    Is the refrigerator well stocked with fresh produce and meats? Do you notice lots of moldy, expired food products? These could be signs that your aging parents are becoming malnourished, especially if they also appear to have lost weight and have little interest in food. Poor diet can exacerbate chronic diseases, lead to a weakened immune system and increase the risk of dementia.
  3. In the medicine cabinet
    Are your parents taking more than five medications? Are expired pill bottles mixed in with current ones? Are the pills organized to prevent taking the wrong dose or too many? Do they have trouble holding a coherent conversation, often repeating the same story? Dizziness, confusion and signs of dementia can be caused by medications or taking the wrong combination of drugs.
  4. In their social life
    When was the last time your parents went out with friends or out to dinner? Do they still do the things they used to enjoy? If you find them reluctant to leave the house, it could be a sign that they're having a hard time driving, moving about, seeing or hearing, and so they'd rather stay home. This could lead to loneliness and depression. Try to find out what's causing them to disengage.
  5. Outside the home
    If your parents are still driving, have them drive you somewhere so that you can assess their driving skills. It's especially important to do this if you notice dents or scratches on their car or if they've recently received speeding or traffic tickets. 

Five things you can do to help

  1. Organize their medications
    Help your parents make their current system of storing and taking pills more fail-safe. Purchase pill-tracker containers that separate pills by the day, week and time of day. Color-code and label the lids of their pill bottles so they know which one is a water pill, heart pill and so forth. Create a list of all their current medications and who prescribed them. Make one copy for them to take to all of their medical appointments and one for you to keep at home.
  2. Get to know their local support system
    Introduce yourself to your parents' neighbors, exchange phone numbers and tell them to feel free to call you if they think your parents might need you. Go to the local post office and sign up for the Carrier Alert program (postal carriers will alert you if they think something is amiss). Bring home a copy of the local phone book so you'll know what agencies are available to help, and make a contact list with names and phone numbers of your parent's doctors, pharmacist and other care providers.
  3. Talk about medical decision-making and other legal issues
    This is one of the most difficult conversations to have with your parents, so approach it by saying that you want to make sure their wishes are followed. You need to know the location of all their important papers, such as living will, durable healthcare power of attorney, power of attorney, will and insurance policies. 
  4. Help them with their annual Medicare or Managed Care paperwork 
    Every fall your parents need to review their Medicare plan and decide if they want to keep their current plan or make a change.
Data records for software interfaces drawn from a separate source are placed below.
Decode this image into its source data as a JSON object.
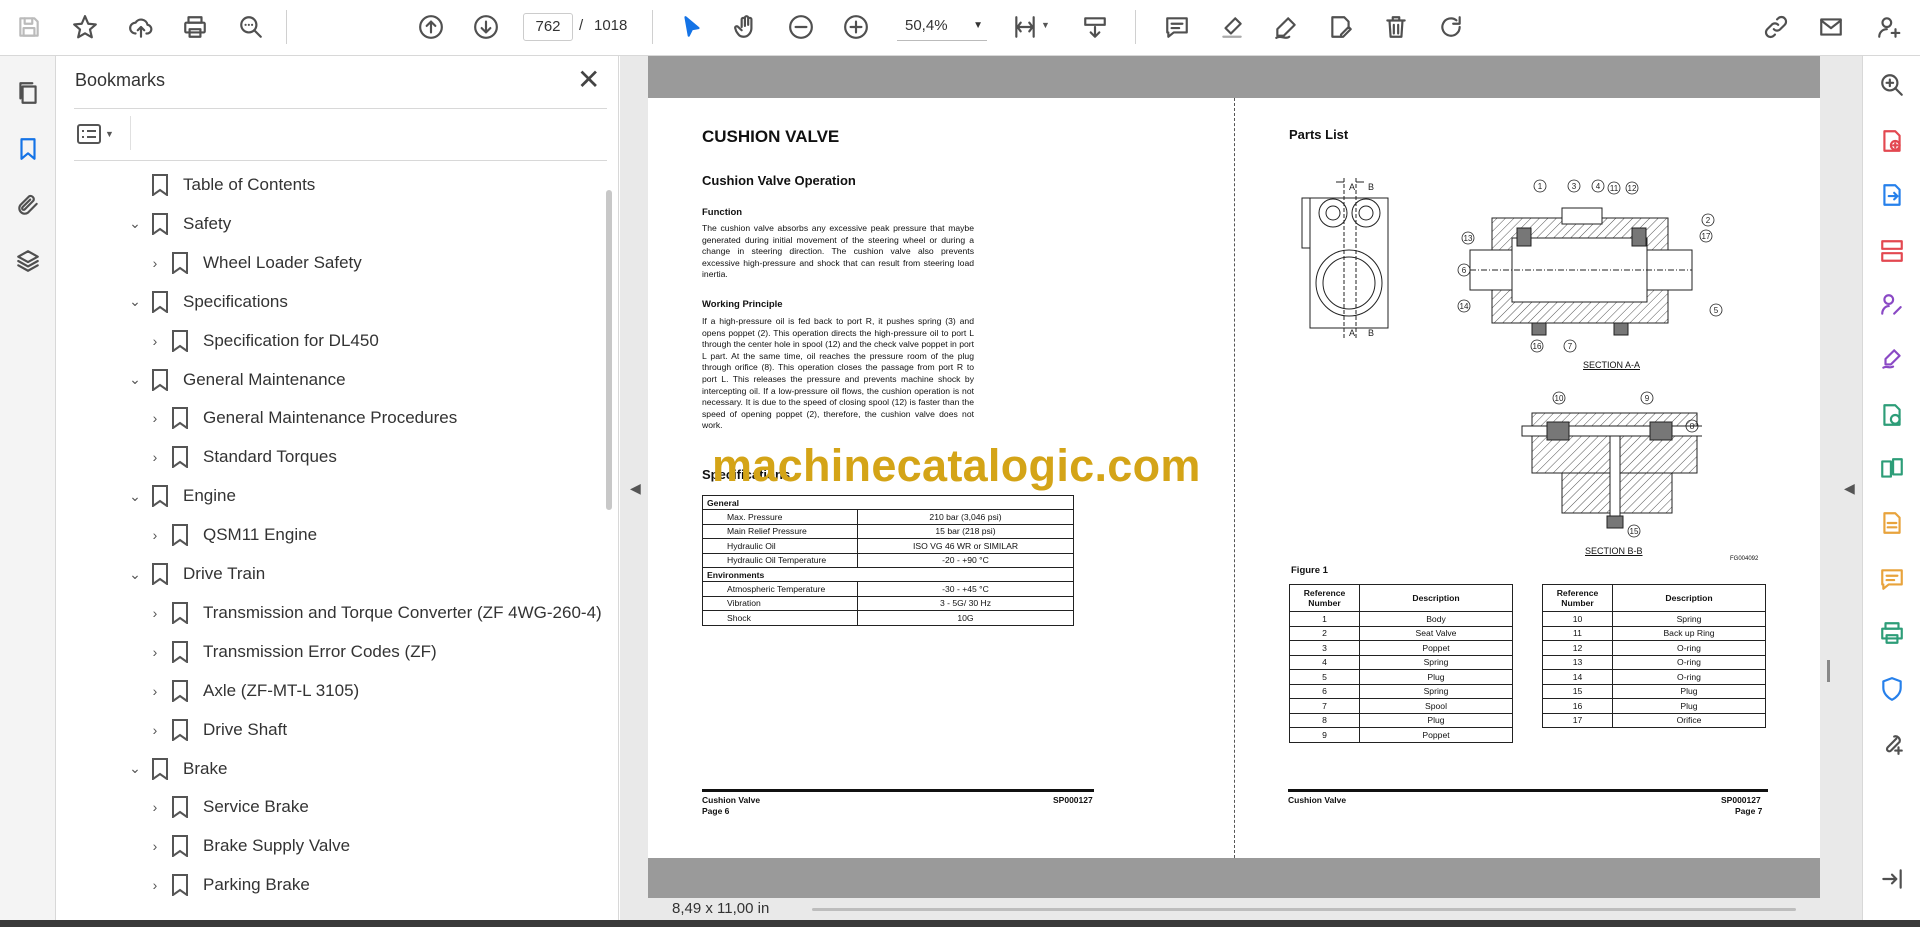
{
  "toolbar": {
    "page_current": "762",
    "page_separator": "/",
    "page_total": "1018",
    "zoom": "50,4%"
  },
  "bookmarks": {
    "title": "Bookmarks",
    "items": [
      {
        "label": "Table of Contents",
        "chevron": ""
      },
      {
        "label": "Safety",
        "chevron": "⌄"
      },
      {
        "label": "Wheel Loader Safety",
        "chevron": "›"
      },
      {
        "label": "Specifications",
        "chevron": "⌄"
      },
      {
        "label": "Specification for DL450",
        "chevron": "›"
      },
      {
        "label": "General Maintenance",
        "chevron": "⌄"
      },
      {
        "label": "General Maintenance Procedures",
        "chevron": "›"
      },
      {
        "label": "Standard Torques",
        "chevron": "›"
      },
      {
        "label": "Engine",
        "chevron": "⌄"
      },
      {
        "label": "QSM11 Engine",
        "chevron": "›"
      },
      {
        "label": "Drive Train",
        "chevron": "⌄"
      },
      {
        "label": "Transmission and Torque Converter (ZF 4WG-260-4)",
        "chevron": "›"
      },
      {
        "label": "Transmission Error Codes (ZF)",
        "chevron": "›"
      },
      {
        "label": "Axle (ZF-MT-L 3105)",
        "chevron": "›"
      },
      {
        "label": "Drive Shaft",
        "chevron": "›"
      },
      {
        "label": "Brake",
        "chevron": "⌄"
      },
      {
        "label": "Service Brake",
        "chevron": "›"
      },
      {
        "label": "Brake Supply Valve",
        "chevron": "›"
      },
      {
        "label": "Parking Brake",
        "chevron": "›"
      }
    ]
  },
  "status": {
    "page_size": "8,49 x 11,00 in"
  },
  "left_page": {
    "title": "CUSHION VALVE",
    "subtitle": "Cushion Valve Operation",
    "function_heading": "Function",
    "function_text": "The cushion valve absorbs any excessive peak pressure that maybe generated during initial movement of the steering wheel or during a change in steering direction. The cushion valve also prevents excessive high-pressure and shock that can result from steering load inertia.",
    "working_heading": "Working Principle",
    "working_text": "If a high-pressure oil is fed back to port R, it pushes spring (3) and opens poppet (2). This operation directs the high-pressure oil to port L through the center hole in spool (12) and the check valve poppet in port L part. At the same time, oil reaches the pressure room of the plug through orifice (8). This operation closes the passage from port R to port L. This releases the pressure and prevents machine shock by intercepting oil. If a low-pressure oil flows, the cushion operation is not necessary. It is due to the speed of closing spool (12) is faster than the speed of opening poppet (2), therefore, the cushion valve does not work.",
    "spec_heading": "Specifications",
    "spec_table": [
      {
        "label": "General",
        "value": "",
        "type": "group"
      },
      {
        "label": "Max. Pressure",
        "value": "210 bar (3,046 psi)",
        "type": "row"
      },
      {
        "label": "Main Relief Pressure",
        "value": "15 bar (218 psi)",
        "type": "row"
      },
      {
        "label": "Hydraulic Oil",
        "value": "ISO VG 46 WR or SIMILAR",
        "type": "row"
      },
      {
        "label": "Hydraulic Oil Temperature",
        "value": "-20 - +90 °C",
        "type": "row"
      },
      {
        "label": "Environments",
        "value": "",
        "type": "group"
      },
      {
        "label": "Atmospheric Temperature",
        "value": "-30 - +45 °C",
        "type": "row"
      },
      {
        "label": "Vibration",
        "value": "3 - 5G/ 30 Hz",
        "type": "row"
      },
      {
        "label": "Shock",
        "value": "10G",
        "type": "row"
      }
    ],
    "footer_left": "Cushion Valve",
    "footer_page": "Page 6",
    "footer_code": "SP000127"
  },
  "right_page": {
    "title": "Parts List",
    "figure_label": "Figure 1",
    "figure_code": "FG004092",
    "section_aa": "SECTION A-A",
    "section_bb": "SECTION B-B",
    "table_headers": {
      "ref": "Reference Number",
      "desc": "Description"
    },
    "parts_left": [
      {
        "ref": "1",
        "desc": "Body"
      },
      {
        "ref": "2",
        "desc": "Seat Valve"
      },
      {
        "ref": "3",
        "desc": "Poppet"
      },
      {
        "ref": "4",
        "desc": "Spring"
      },
      {
        "ref": "5",
        "desc": "Plug"
      },
      {
        "ref": "6",
        "desc": "Spring"
      },
      {
        "ref": "7",
        "desc": "Spool"
      },
      {
        "ref": "8",
        "desc": "Plug"
      },
      {
        "ref": "9",
        "desc": "Poppet"
      }
    ],
    "parts_right": [
      {
        "ref": "10",
        "desc": "Spring"
      },
      {
        "ref": "11",
        "desc": "Back up Ring"
      },
      {
        "ref": "12",
        "desc": "O-ring"
      },
      {
        "ref": "13",
        "desc": "O-ring"
      },
      {
        "ref": "14",
        "desc": "O-ring"
      },
      {
        "ref": "15",
        "desc": "Plug"
      },
      {
        "ref": "16",
        "desc": "Plug"
      },
      {
        "ref": "17",
        "desc": "Orifice"
      }
    ],
    "footer_left": "Cushion Valve",
    "footer_code": "SP000127",
    "footer_page": "Page 7"
  },
  "watermark": "machinecatalogic.com",
  "colors": {
    "accent_blue": "#1473e6",
    "watermark": "#d4a417",
    "rail_red": "#e34850",
    "rail_blue": "#2680eb",
    "rail_purple": "#8a49c5",
    "rail_green": "#2d9d78",
    "rail_yellow": "#e8a33c"
  }
}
Your parents need to decide whether or not to stay in traditional Medicare or opt for a Medicare managed care plan. It can be very confusing. You can also help them choose a Medicare Part D prescription plan. Go to for answers on Medicare Part D and comparisons of plans. Or click here for an overview of the enrollment period.
  5. If you are concerned that your parents seem to be experiencing difficulties, it might be time to set up an overall work-up by an interdisciplinary team including a physician trained in geriatrics. Many local hospitals offer this type of service. 

The bottom line

  • Every visit to your parents in their own home is an opportunity to assess how things are going for them. Older people's health status can change very quickly, so you can't assume that things are fine if it's been awhile since you visited. Telephone calls won't suffice.
  • There are simple signs to look for that can indicate problems - anything from an unkempt house to a lack of food in the fridge.
  • There are simple things you can do to help your parents cope with the challenges that come with aging and to prepare both you and them for the future. 





All rights reserved